In these situations, ancestry is not merely a curiosity, it is medically significant. “Research is beginning to show that in order to calculate the genetic risk of developing a health problem, it will be important to take ancestry into account,” says geneticist Eduardo Tarazona Santos of the Federal University of Minas Gerais (UFMG), who studies the ancestry of Brazilians. He explains that gene variants can have different effects depending on whether they were inherited from African, European, or Amerindian populations.

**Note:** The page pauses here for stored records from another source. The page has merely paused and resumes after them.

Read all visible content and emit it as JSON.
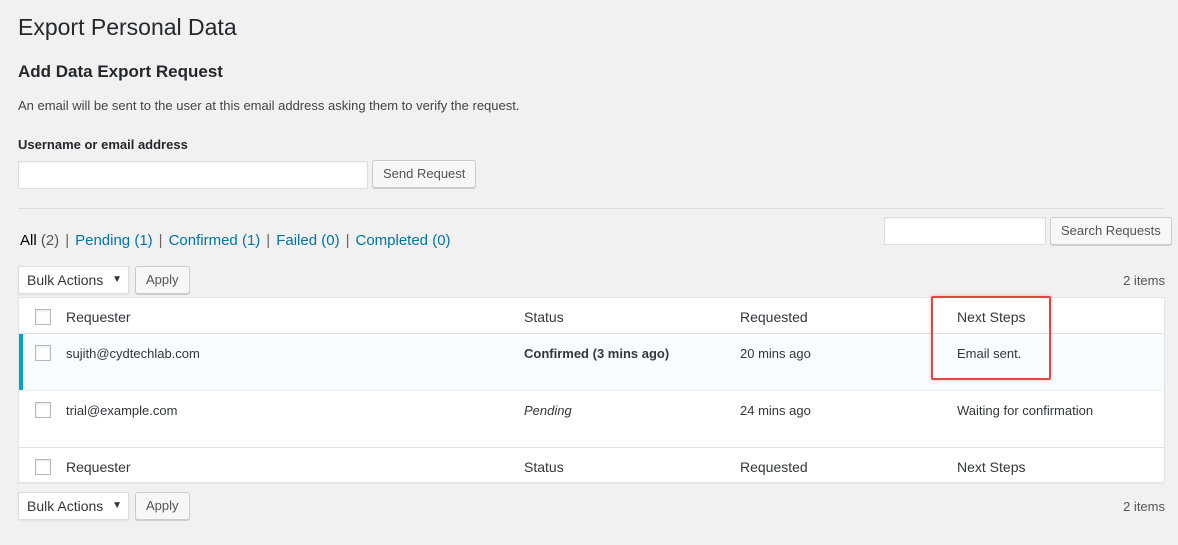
{
  "page": {
    "title": "Export Personal Data"
  },
  "add_request": {
    "heading": "Add Data Export Request",
    "description": "An email will be sent to the user at this email address asking them to verify the request.",
    "field_label": "Username or email address",
    "input_value": "",
    "send_button": "Send Request"
  },
  "filters": [
    {
      "label": "All",
      "count": "(2)",
      "current": true
    },
    {
      "label": "Pending",
      "count": "(1)",
      "current": false
    },
    {
      "label": "Confirmed",
      "count": "(1)",
      "current": false
    },
    {
      "label": "Failed",
      "count": "(0)",
      "current": false
    },
    {
      "label": "Completed",
      "count": "(0)",
      "current": false
    }
  ],
  "filter_separator": "|",
  "search": {
    "value": "",
    "button": "Search Requests"
  },
  "bulk": {
    "selected": "Bulk Actions",
    "apply": "Apply",
    "items_count": "2 items"
  },
  "table": {
    "columns": {
      "requester": "Requester",
      "status": "Status",
      "requested": "Requested",
      "next_steps": "Next Steps"
    },
    "rows": [
      {
        "requester": "sujith@cydtechlab.com",
        "status": "Confirmed (3 mins ago)",
        "requested": "20 mins ago",
        "next_steps": "Email sent."
      },
      {
        "requester": "trial@example.com",
        "status": "Pending",
        "requested": "24 mins ago",
        "next_steps": "Waiting for confirmation"
      }
    ]
  },
  "colors": {
    "link": "#0073aa",
    "active_row_border": "#00a0d2",
    "highlight": "#e0483f",
    "background": "#f1f1f1"
  }
}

Tarazona participated in a study led by USP’s Michel Naslavsky and Claudia Suemoto, the results of which were published in Molecular Psychiatry in September, which revealed that a gene variant that increases the risk of developing Alzheimer’s and another that protects against the disease have less of an influence in populations of African origin than in descendants of European ancestry. “For now, the results of polygenic risk scores need to be treated with caution. More than 2,000 such indices have already been proposed, but only a few dozen have been tested on Latin American populations,” says Tarazona.
1. CEGH-CEL – Human Genome and Stem Cell Research Center (no. 13/08028-1); Grant Mechanism Research, Innovation, and Dissemination Center (RIDC); Principal Investigator Mayana Zatz (USP); Investment R$54,769,696.92.
2. INCT 2014 – Aging and genetic diseases: genomics and metagenomics (no. 14/50931-3); Grant Mechanism Thematic Project; Principal Investigator Mayana Zatz (USP); Investment R$2,913,294.82.
BAMSHAD, M. J. et al. Mendelian gene discovery: Fast and furious with no end in sight. The American Journal of Human Genetics. Vol. 105, pp. 448–55. Sept. 5, 2019.
NARDIN, J. M. et al. The influences of adherence to tamoxifen and CYP2D6 pharmacogenetics on plasma concentrations of the active metabolite (z)-endoxifen in breast cancer. Clinical and Translational Science. Vol. 13 pp. 284–92. 2020.
ANDRÉ, F. et al. Genomics to select treatment for patients with metastatic breast cancer. Nature. July 3, 2022.
TORKAMANI, A. et al. The personal and clinical utility of polygenic risk scores. Nature Reviews Genetics. Vol. 19, pp. 581–90. Sept. 2018.
KHERA, A. V. et al. Polygenic prediction of weight and obesity trajectories from birth to adulthood. Cell. Vol. 177, pp. 587–96. Apr. 18, 2019.
BITARELLO, B. D. & MATHIESON, I. Polygenic scores for height in admixed populations. Genes, Genomes, Genetics. Nov. 2020.
NASLAVSKY, M. S. et al. Global and local ancestry modulate APOE association with Alzheimer’s neuropathology and cognitive outcomes in an admixed sample. Molecular Psychiatry. Sept. 7, 2022.